Managing Ethiopia’s Unsettled Transition
Nine months after Ethiopia’s new prime minister, Abiy Ahmed, assumed power, the country remains in flux and the trajectory of its transition uncertain. Long-simmering ethnic grievances have been compounded by elite disagreements about a range of issues, including the proper balance of power between the centre and regional states and how – or whether – to reform a state-dominated economy. The grievances are coming to a boil, threatening the country’s stability and perhaps even its unity. Crisis Group has monitored Ethiopia closely since 2009, when it warned that “despite continued economic growth and promised democratisation, there is growing discontent with the EPRDF’s ethnically defined state and rigid grip on power and fears of continued interethnic conflict”. Since then, and particularly after 2014, the country has become still more restive partly because political liberalisation – in a setting where authorities previously governed with a strong hand – has freed the population to object to perceived wrongs, sometimes in ways that have fed violence. This report analyses how Prime Minister Abiy came to power in April 2018, the resultant opportunities and dangers, and the principal dilemmas that Abiy’s team confronts. His election generated great hopes and expectations, but while he has had some impressive successes, his government faces enormous challenges, and has thus far been unable to implement detailed policies. The report is based on interviews and correspondence with actors in the ruling party, the security sector, and the internal and external opposition, as well as intellectuals, activists and people from all walks of life in various parts of the country. Most requested that their identity not be revealed.

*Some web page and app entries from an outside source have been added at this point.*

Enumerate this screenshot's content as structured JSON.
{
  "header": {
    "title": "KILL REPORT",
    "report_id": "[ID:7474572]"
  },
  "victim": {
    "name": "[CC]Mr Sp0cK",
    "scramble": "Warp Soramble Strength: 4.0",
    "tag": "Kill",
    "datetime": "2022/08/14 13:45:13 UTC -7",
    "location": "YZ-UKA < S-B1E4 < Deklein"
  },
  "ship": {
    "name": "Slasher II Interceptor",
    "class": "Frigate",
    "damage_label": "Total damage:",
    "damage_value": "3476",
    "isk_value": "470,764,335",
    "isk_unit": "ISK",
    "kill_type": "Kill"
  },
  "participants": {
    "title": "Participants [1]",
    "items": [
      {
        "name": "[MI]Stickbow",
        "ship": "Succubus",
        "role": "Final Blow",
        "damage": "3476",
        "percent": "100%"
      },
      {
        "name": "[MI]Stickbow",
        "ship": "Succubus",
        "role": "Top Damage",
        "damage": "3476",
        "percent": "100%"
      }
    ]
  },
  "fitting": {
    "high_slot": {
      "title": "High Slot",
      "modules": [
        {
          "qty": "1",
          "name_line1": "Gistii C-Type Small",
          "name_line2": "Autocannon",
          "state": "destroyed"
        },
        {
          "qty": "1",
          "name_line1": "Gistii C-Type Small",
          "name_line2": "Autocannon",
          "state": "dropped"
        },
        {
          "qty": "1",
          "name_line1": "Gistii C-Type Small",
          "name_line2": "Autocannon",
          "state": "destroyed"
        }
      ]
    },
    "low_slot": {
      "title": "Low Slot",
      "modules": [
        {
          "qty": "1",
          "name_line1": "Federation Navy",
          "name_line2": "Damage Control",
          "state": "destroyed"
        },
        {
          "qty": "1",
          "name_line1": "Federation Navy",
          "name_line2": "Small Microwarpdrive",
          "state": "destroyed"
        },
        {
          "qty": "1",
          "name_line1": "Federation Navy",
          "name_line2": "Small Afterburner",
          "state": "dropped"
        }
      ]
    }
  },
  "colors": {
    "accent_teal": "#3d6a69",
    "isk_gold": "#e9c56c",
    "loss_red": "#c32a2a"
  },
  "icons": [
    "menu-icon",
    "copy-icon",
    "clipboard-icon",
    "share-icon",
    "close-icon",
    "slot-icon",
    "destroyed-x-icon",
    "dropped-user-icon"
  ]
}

Fieldwork was supplemented by interviews with other long-time observers of Ethiopia and the Horn of Africa, in addition to secondary sources.